In spite of the fact that Italy had been a victor state in World War I, the Italian political elite was dissatisfied that not all of their territorial pretensions had been fulfilled after the Treaty of Versailles. The accumulated frustrations led Italy on the path of revisionism and towards an alliance with another power which was contesting the status-quo: Nazi Germany.
After his unsuccessful attempt to overthrow the government of the province of Bavaria, Hitler was imprisoned. In detention, he wrote his autobiographical book Mein Kampf, ‘My Struggle’. Mein Kampf was the reference work for the entire Nazi ideology. It was the inspiration which ‘justified’ Germany’s expansion and its entire genocidal policy.
The creation of the Nazi party had highly significant consequences for the future of Germany and Europe. However, no one would have predicted that a relatively small group would come to hold absolute political power in just one decade. Even less that a then-anonymous person would be the personality that historians would write about most.
The fifth condition of the armistice signed by Germany, ending World War I, demanded the evacuation of the territory on the left-hand bank of the Rhine by German troops. The territory was to pass under the control of the Allies and the United States.
Germany after World War I was confronted with serious economic problems. In spite of this, the French decided to occupy the Ruhr area to guarantee the payment of war damages. This occupation worsened the socio-economic crisis in Germany and gave the extremist movements the opportunity to come to the fore. Furthermore, France did not manage to collect the sum established in the Treaty of Versailles.
The Locarno Pact was a deal between the great European powers to guarantee the western borders of Germany. In spite of positive intentions, this treaty had negative consequences on the peace in Europe. Guaranteeing only part of the borders and not the entire status-quo settled after World War I, it undermined the Versailles deal.
In many western European countries during the interwar period, public opinion, in a considerable majority, considered that a new world war was impossible. The Kellogg-Briand pact was signed by the foreign ministers of France and the United States. It was an act which condemned war as a way of solving political conflicts between nations.
The Great Depression generated social and economical problems which had never been encountered before. The Great Depression accentuated the internal chaos in Germany. On the other hand, the economic crisis increased electoral participation, which reached surprising levels. In 1932, 80% of the population participated in parliamentary elections. All of these conditions favored the rise of the Nazi party.
Violence became a generalized phenomenon during the election period. The Nazi Party claimed that 1,000 people were wounded and 84 killed in fights with the Communist Party. On their side, the communists reported 75 deaths from their ranks. The economic crisis was a gunpowder keg from a social point of view. After the chaos that was created, the Nazi Party became dominant in Germany.

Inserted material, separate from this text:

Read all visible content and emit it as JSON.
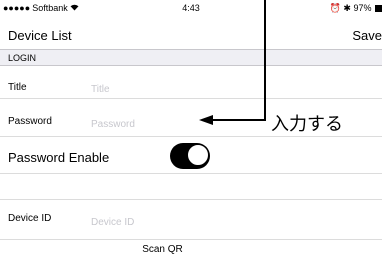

Schleicher was the last chancellor before Hitler took hold of power. Schleicher could not govern because he did not have a majority in parliament. Under these conditions, he accepted Hitler’s requests. The Nazis would take power through a coalition government. Hitler would become the chancellor of Germany, and Wilhelm Frick was appointed as Minister of the Interior. Although they were in the minority in the executive body, the Nazis held two key positions.
The Reichstag, the German Parliament, was set on fire by a Dutch communist, Marinus van der Lubbe. Hitler, a master of political metaphors, considered this to be a divine sign. Looking back, it was certainly a symbol of the fall of representative democracy. Hitler officially became the uncontested dictator of Germany.
The Night of the Long Knives was a historic event designed to be a symbol. The event was the assassination of the SA leaders, a political movement inside the Nazi Party. They were killed for several reasons. Hitler no longer trusted them, since they had become much too independent. Furthermore, their assassination won the appreciation of the army leaders, attracting many military commanders to the Nazi cause. Their assassination once again confirmed Hitler’s power. From that moment, Hitler was not only becoming the ruler of Germany, but also the absolute leader of the Nazis.